Is a condition like this rare? No. It can be found in varying degrees in a great many companies.
We tolerate irrational approaches to organisational design which we would never permit for product design, plant layout, or packaging.
And the resultant overlapping and duplication of effort costs companies dearly.
The committee habit occurs in many companies to such an extent that senior people often have to do double duty.
Many of the meetings are badly run and poorly conceived. Often senior executives hardly have time to do their own work properly.
We fall so deeply into this habit that it usually takes well-conceived, drastic action to correct this situation.

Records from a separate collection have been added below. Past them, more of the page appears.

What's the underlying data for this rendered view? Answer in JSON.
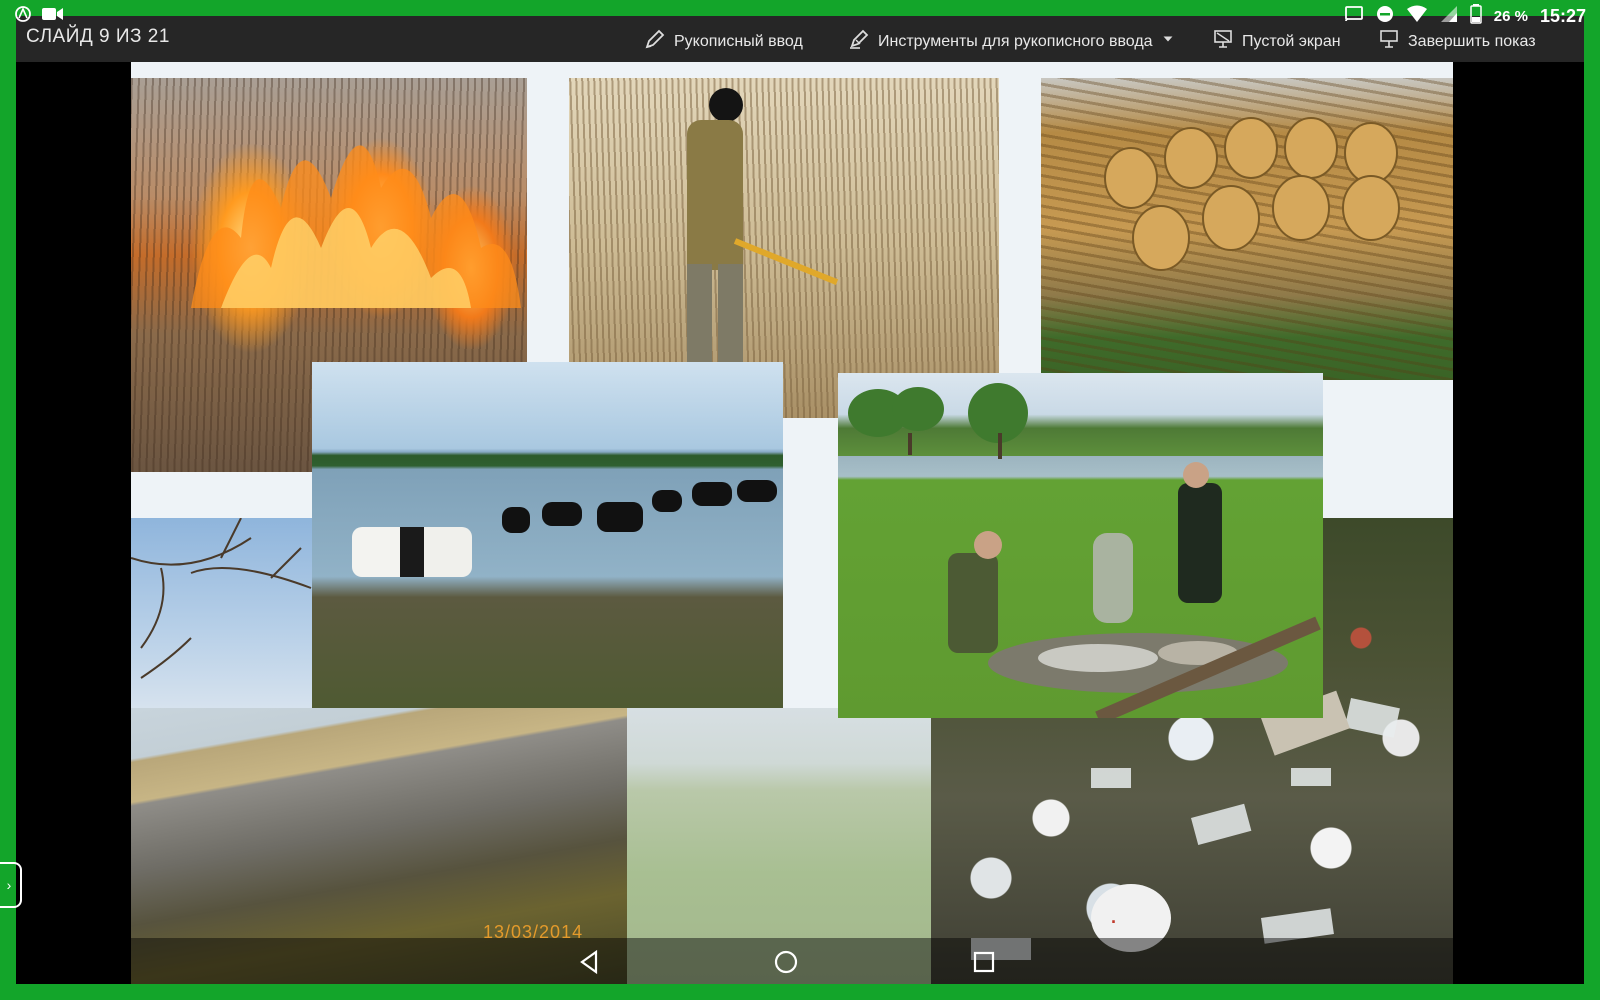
{
  "status_bar": {
    "battery_percent": "26 %",
    "clock": "15:27",
    "icons": [
      "app-icon",
      "camera-icon",
      "cast-icon",
      "do-not-disturb-icon",
      "wifi-icon",
      "signal-icon",
      "battery-icon"
    ]
  },
  "toolbar": {
    "slide_counter": "СЛАЙД 9 ИЗ 21",
    "ink_label": "Рукописный ввод",
    "ink_tools_label": "Инструменты для рукописного ввода",
    "blank_screen_label": "Пустой экран",
    "end_show_label": "Завершить показ"
  },
  "slide": {
    "photo_date_stamp": "13/03/2014"
  },
  "nav_bar": {
    "buttons": [
      "back-icon",
      "home-icon",
      "recents-icon"
    ]
  },
  "colors": {
    "frame_green": "#13a52a",
    "toolbar_bg": "#262626",
    "date_stamp": "#e39a2b"
  }
}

One such action is the proper design and execution of a committee organisation structure appropriate to the requirements of today's companies.
Here we have failed to recognise that our manpower needs change gradually from year to year.
In the absence of careful long- and short-range planning for future manpower needs, many companies end up with:
education, and experience of personnel.
The manpower planning and control function is rarely performed effectively at a high level of professional excellence.
How many speakers have said proudly about their own companies, "A basic object of our organisation is to develop men"?
Calling this a "bad habit" is not likely to be popular.
Yet this policy statement has come to mean, in a number of companies, inefficiency and the unnecessary "development" and encouragement of some basically weak and ineffective people.
Indeed, in some companies this habit threatens to create too many lifelong trainees here and there throughout the company whose sole goal in life is "more training".
The thought of "doing" or "accomplishing" as an objective has not been developed as a primary goal in such men,
because they have not regularly been in situations where achievement and performance of specific results have been demanded of them.
Answer : There is one overriding reason: Basic organisational decisions are conceived at one point in time,
executed over a much later period (after the original conditions have changed) and not reviewed at regular intervals.
Consequently it is difficult for the manager to know in retrospect whether the decision was right or wrong!
The net effect is that we tend to regard organisational change with suspicion.
We fear tampering with an environment that appears to be giving the company a reasonable amount of success.